progvisions - visions on progressive & symphonic rock

progVisions

progVisions is a progressive rock e-zine, published in English and made by an international group of members.

progVisions login

progVisions login for administrators to get access to the admin pages.


progVisions

progVisions is a progressive rock e-zine, published in English and made by an international group of members. Our objective is to become a centre of information that contributes to the knowledge, growth and development of progressive rock.

album reviews

album review

Mindflowers - Improgressive - 2002

“Improgressive” is the debut album of the band Mindflowers from Hungary (so don’t confuse them with the Italian band with the same name). The first four minutes of this CD are a showcase of the high quality progressive/symphonic jazz-rock the four excellent musicians of this band have to offer. Next to the mix of ingredients mentioned, they sometimes add a pinch of metal to their appetizing compositions, to give it all even more body.

By the looks of their pictures on the CD booklet most members of the band seem quite young, which strengthens my appreciation for their compositions and craftsmanship. Responsible for most of the compositions is Balász Szendöfi who plays basses and sticks, among which a 7-strings bass created by his father and a 12-string Grand Tapboard. Zoltán Szentpál plays guitars, Zsolt Nagy (whose nickname “Liszt”is well deserved) takes care of the keyboards and Gergely Gáspár does an excellent job on drums. As already mentioned I think all musicians of this band are very good, but the drummer draws my special attention every time I listen to the 9 tracks on the album. Guests musicians participate on electric and acoustic guitars, stick, percussion and violin.

The opening track “Red spider” (8:18) is a typical jazz-rock piece that shows the metal flavor that is added to some of the compositions. All main instruments get a chance in this piece, from stick to piano, synthesizer and guitar. And of course the excellent drumming. After about three minutes the tempo falls back to make room for a more easy played electric guitar theme. At this point I get some associations with the work of Bill Bruford, maybe because of the drumming, although it is not as tight as the drumming of Bill.

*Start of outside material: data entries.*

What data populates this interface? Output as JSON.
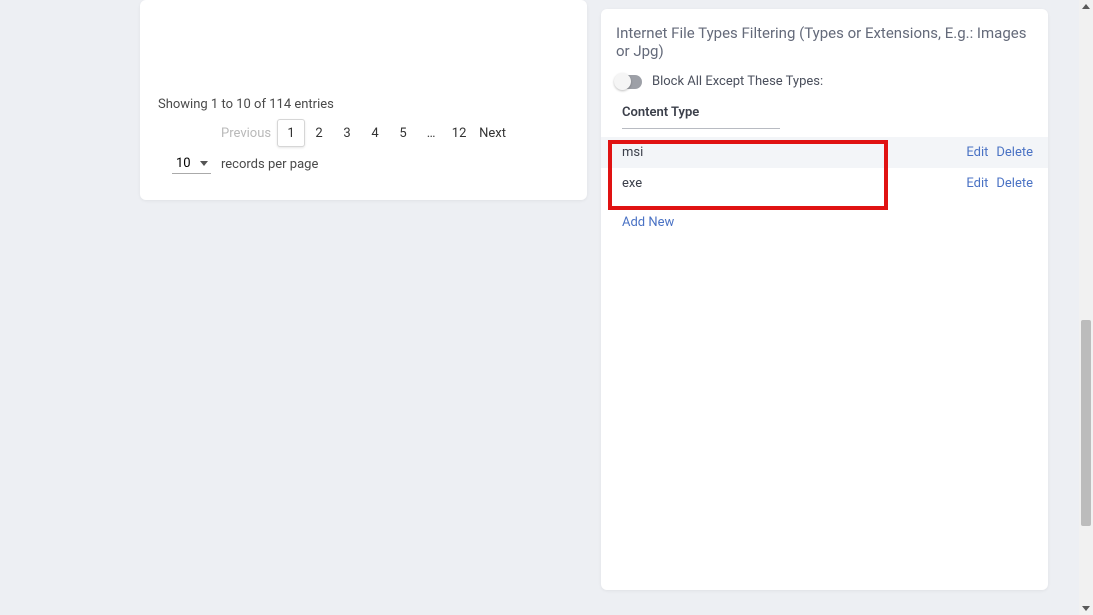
{
  "left": {
    "showing": "Showing 1 to 10 of 114 entries",
    "records_label": "records per page",
    "records_value": "10",
    "pagination": {
      "previous": "Previous",
      "next": "Next",
      "pages": [
        "1",
        "2",
        "3",
        "4",
        "5",
        "…",
        "12"
      ],
      "active_index": 0
    }
  },
  "right": {
    "title": "Internet File Types Filtering (Types or Extensions, E.g.: Images or Jpg)",
    "toggle_label": "Block All Except These Types:",
    "content_type_header": "Content Type",
    "rows": [
      {
        "ext": "msi",
        "edit": "Edit",
        "delete": "Delete"
      },
      {
        "ext": "exe",
        "edit": "Edit",
        "delete": "Delete"
      }
    ],
    "add_new": "Add New"
  }
}
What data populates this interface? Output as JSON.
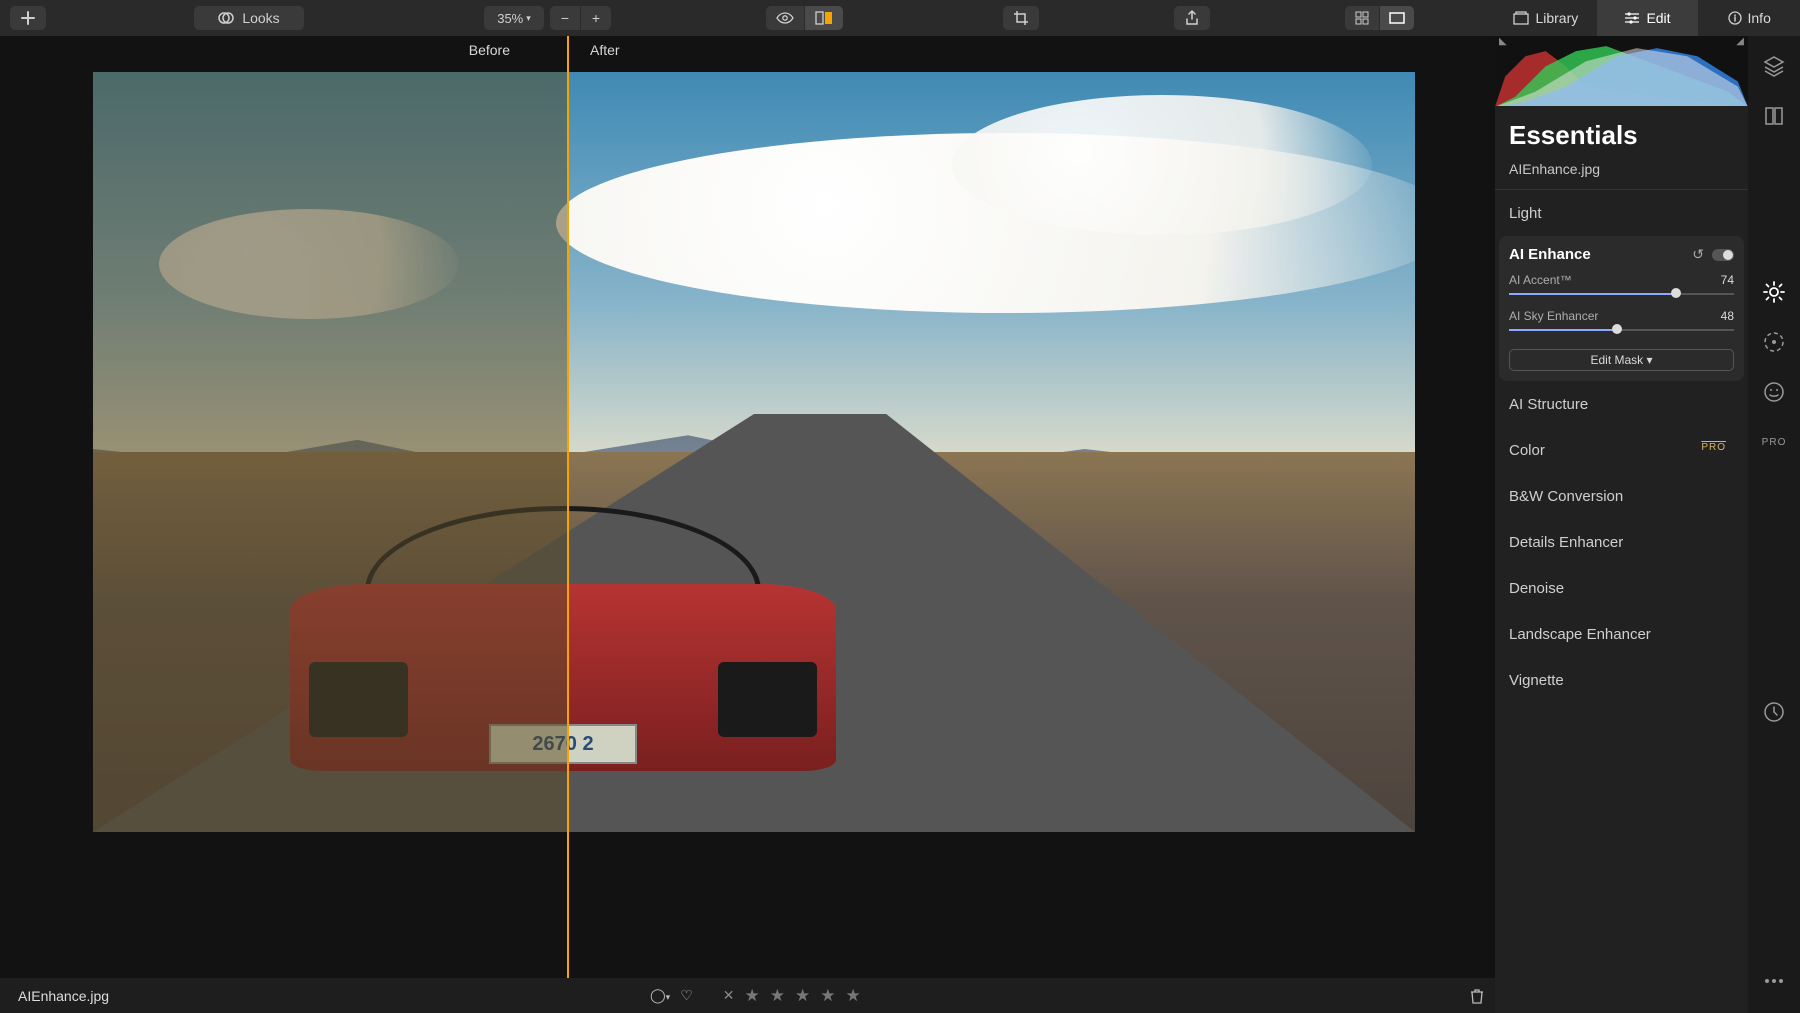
{
  "toolbar": {
    "looks_label": "Looks",
    "zoom_label": "35% ",
    "zoom_value": 35
  },
  "compare": {
    "before_label": "Before",
    "after_label": "After",
    "split_pct": 43
  },
  "photo": {
    "plate": "2670 2"
  },
  "footer": {
    "filename": "AIEnhance.jpg",
    "rating_stars": 5
  },
  "mode_tabs": {
    "library": "Library",
    "edit": "Edit",
    "info": "Info",
    "active": "edit"
  },
  "panel": {
    "title": "Essentials",
    "filename": "AIEnhance.jpg",
    "sections": {
      "light": "Light",
      "ai_enhance": "AI Enhance",
      "ai_structure": "AI Structure",
      "color": "Color",
      "bw": "B&W Conversion",
      "details": "Details Enhancer",
      "denoise": "Denoise",
      "landscape": "Landscape Enhancer",
      "vignette": "Vignette"
    },
    "ai_enhance": {
      "accent_label": "AI Accent™",
      "accent_value": 74,
      "sky_label": "AI Sky Enhancer",
      "sky_value": 48,
      "edit_mask": "Edit Mask ▾"
    },
    "pro_badge": "PRO"
  }
}
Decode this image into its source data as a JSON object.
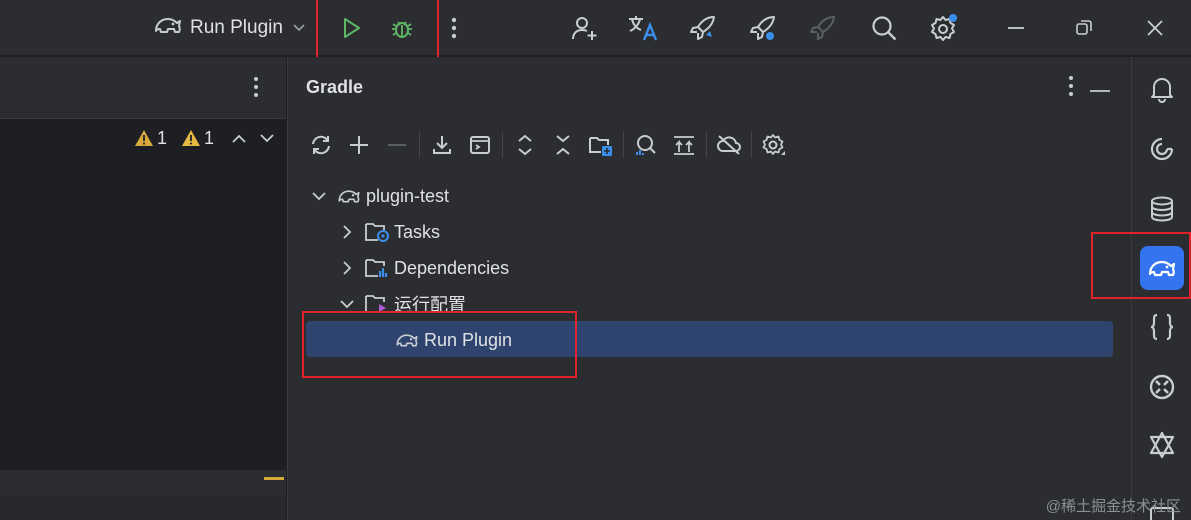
{
  "titlebar": {
    "run_config_label": "Run Plugin",
    "run_config_icon": "gradle-elephant-icon",
    "buttons": [
      "run-icon",
      "debug-icon",
      "more-icon",
      "add-user-icon",
      "translate-icon",
      "rocket-icon",
      "rocket-debug-icon",
      "rocket-disabled-icon",
      "search-icon",
      "settings-icon",
      "minimize-icon",
      "restore-icon",
      "close-icon"
    ]
  },
  "editor": {
    "warning_count_1": "1",
    "warning_count_2": "1"
  },
  "gradle": {
    "title": "Gradle",
    "toolbar": [
      "reload-icon",
      "add-icon",
      "remove-icon",
      "download-icon",
      "script-icon",
      "expand-all-icon",
      "collapse-all-icon",
      "link-project-icon",
      "analyze-icon",
      "align-icon",
      "offline-icon",
      "gradle-settings-icon"
    ],
    "tree": [
      {
        "label": "plugin-test",
        "icon": "gradle-elephant-icon",
        "expanded": true
      },
      {
        "label": "Tasks",
        "icon": "tasks-folder-icon",
        "expanded": false
      },
      {
        "label": "Dependencies",
        "icon": "dependencies-folder-icon",
        "expanded": false
      },
      {
        "label": "运行配置",
        "icon": "run-configs-folder-icon",
        "expanded": true
      },
      {
        "label": "Run Plugin",
        "icon": "gradle-elephant-icon",
        "selected": true
      }
    ]
  },
  "right_strip": [
    "notifications-icon",
    "ai-assistant-icon",
    "database-icon",
    "gradle-icon",
    "json-icon",
    "plugin-icon",
    "ai-tool-icon"
  ],
  "colors": {
    "accent": "#3574f0",
    "selection": "#2e436e",
    "run_green": "#5fb865",
    "highlight_red": "#e1232b",
    "warning": "#d6a93a"
  },
  "watermark": "@稀土掘金技术社区"
}
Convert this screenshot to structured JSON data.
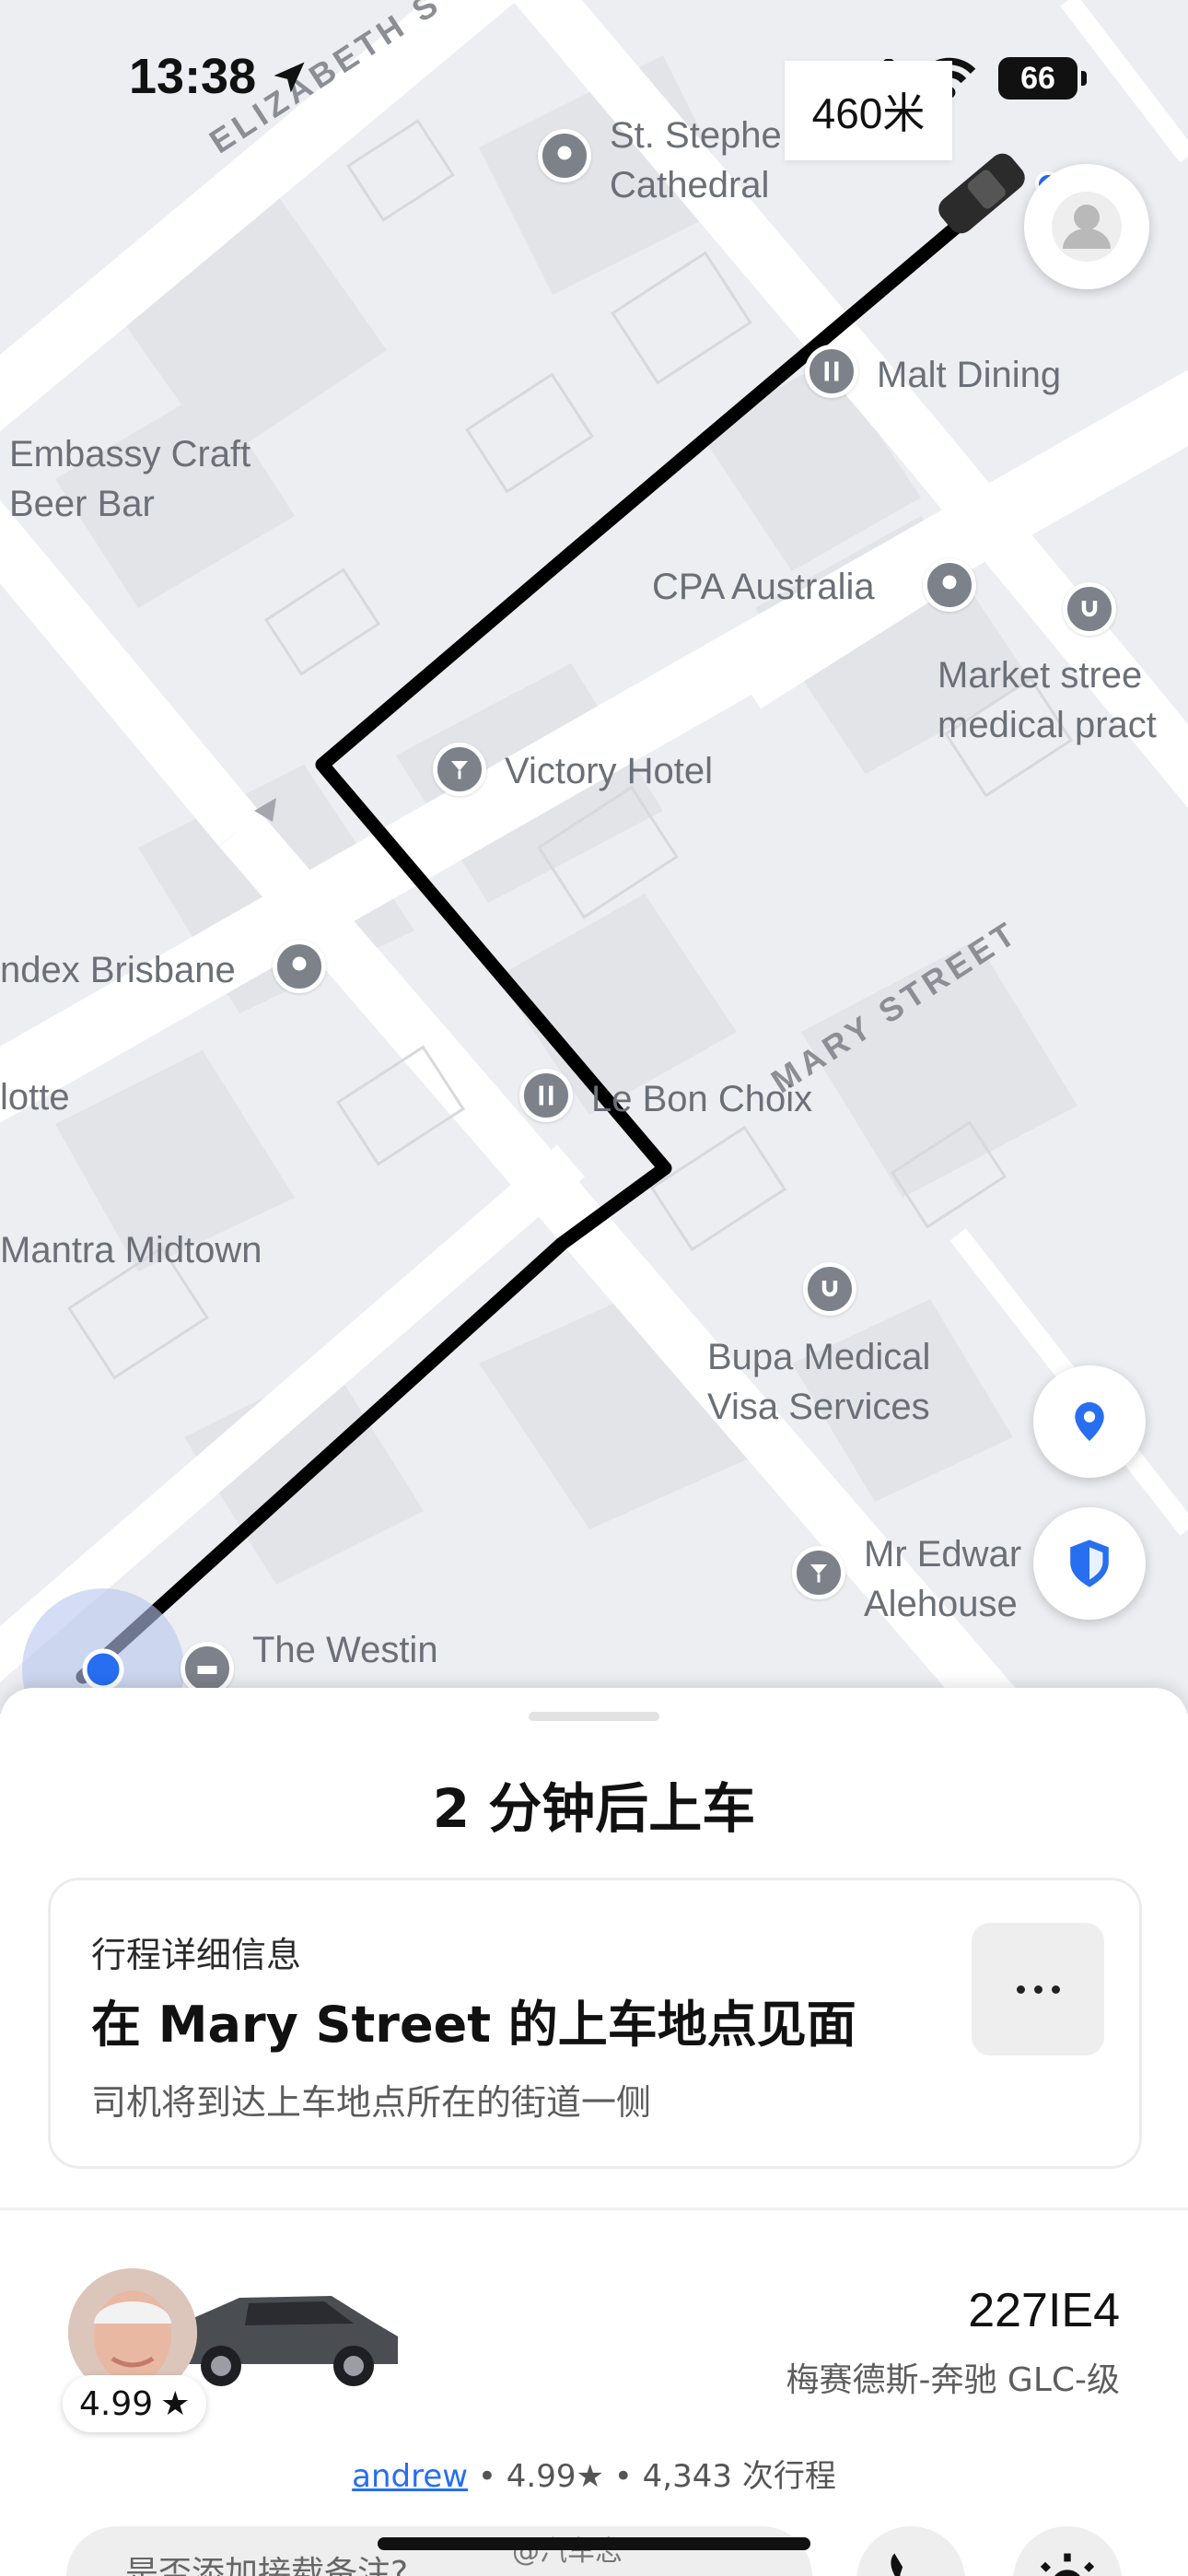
{
  "status_bar": {
    "time": "13:38",
    "battery": "66"
  },
  "navigation": {
    "distance": "460米"
  },
  "map": {
    "streets": [
      "ELIZABETH S",
      "MARY STREET"
    ],
    "places": [
      {
        "name": "St. Stephe\nCathedral",
        "icon": "pin-icon"
      },
      {
        "name": "Malt Dining",
        "icon": "restaurant-icon"
      },
      {
        "name": "Embassy Craft\nBeer Bar",
        "icon": "none"
      },
      {
        "name": "CPA Australia",
        "icon": "pin-icon"
      },
      {
        "name": "Market stree\nmedical pract",
        "icon": "medical-icon"
      },
      {
        "name": "Victory Hotel",
        "icon": "bar-icon"
      },
      {
        "name": "ndex Brisbane",
        "icon": "pin-icon"
      },
      {
        "name": "lotte",
        "icon": "none"
      },
      {
        "name": "Le Bon Choix",
        "icon": "restaurant-icon"
      },
      {
        "name": "Mantra Midtown",
        "icon": "none"
      },
      {
        "name": "Bupa Medical\nVisa Services",
        "icon": "medical-icon"
      },
      {
        "name": "Mr Edwar\nAlehouse",
        "icon": "bar-icon"
      },
      {
        "name": "The Westin",
        "icon": "hotel-icon"
      }
    ]
  },
  "sheet": {
    "title": "2 分钟后上车",
    "trip": {
      "subtitle": "行程详细信息",
      "headline": "在 Mary Street 的上车地点见面",
      "note": "司机将到达上车地点所在的街道一侧"
    },
    "driver": {
      "rating": "4.99",
      "plate": "227IE4",
      "car_model": "梅赛德斯-奔驰 GLC-级",
      "name": "andrew",
      "summary_rating": "4.99★",
      "trips": "4,343 次行程"
    },
    "note_placeholder": "是否添加接载备注?"
  },
  "watermark": "@汽车志",
  "colors": {
    "route": "#000000",
    "map_background": "#eceef1",
    "blue_dot": "#276ef1",
    "link": "#276ef1"
  }
}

Changing time signatures and fast solos, it is all there, but, and this counts for all compositions, things never get freaky.

“Falling” (5:46) is a pleasant more floating and ballad-like piece, with electric piano in the opening bars followed by the main theme played by electric guitar. The floating character comes from the accompaniment of acoustic guitars and string synthesizers and the more relaxed but typical jazzy drumming. The second half of this track features a very pleasant jazz and bass guitar duet with later on some piano notes before the main guitar theme is being repeated. The song finishes with solely acoustic guitars. “Sick spirit” (4:50), the third track of the album, is again a piece that features some heavy guitar riffs accompanying a nice synth theme. Next to electric guitar the synth plays a large role in this piece, as does the piano. The song finishes rather bombastic with nice keyboards. A pity it doesn’t last some more minutes.

“Why?” (1:51) is a short atmospheric bass-piano duet with nice keys in the background and is followed by the in all means contrasting “Why not?” (5:07). A more rocking theme and aggressive guitar chords are the main ingredients for this piece. Sparkling piano and stick play in the first half, in the second part a more dark and threatening atmosphere. “Crying skies” (7:01) is a resting point after this heavy stuff. A beautiful piece with a floating atmosphere, thanks to the “rainmaker” and a repeating theme played by stick. Later on the guitar chords accompanying the piano take care of the floating character. Again very nice jazz guitar play. Track 7 “Knowing the path” (7:01) is more up-tempo and opens with the theme played by a cell phone. What follows is a guitar rock piece with a nice theme, very good piano accompaniment and a nice bass and organ solo The rather heavy guitar solo in this work transforms nicely in a synthesizer solo. Track 8 “Flo’s kisses” (4:28) is a more or less easy traditional jazz composition where the melody is played on violin accompanied by acoustic guitar. Rather different from the rest, apart from the large role for the bass, but illustrative for the musical talent of this band.

The concluding long piece “Talk with myself” (22:37) really needs no review, because it is (in a positive sense) more of the same, although I find the overall composition slightly less excellent…… In the last part of this epic work Balász Szendöfi shows his in many aspects leading role for the last time, with a nice bass solo guided by atmospheric keyboards.

An excellent debut of a promising band. Strong, varied and versatile compositions, excellent musicianship and a good production. I’m very much looking forward to their next work.

Wim Verweij - May 2003
rating - Periferic Records

 

Logo 140

your source for:

Albums reviews
Book reviews
Concert reviews
DVD reviews
Prog links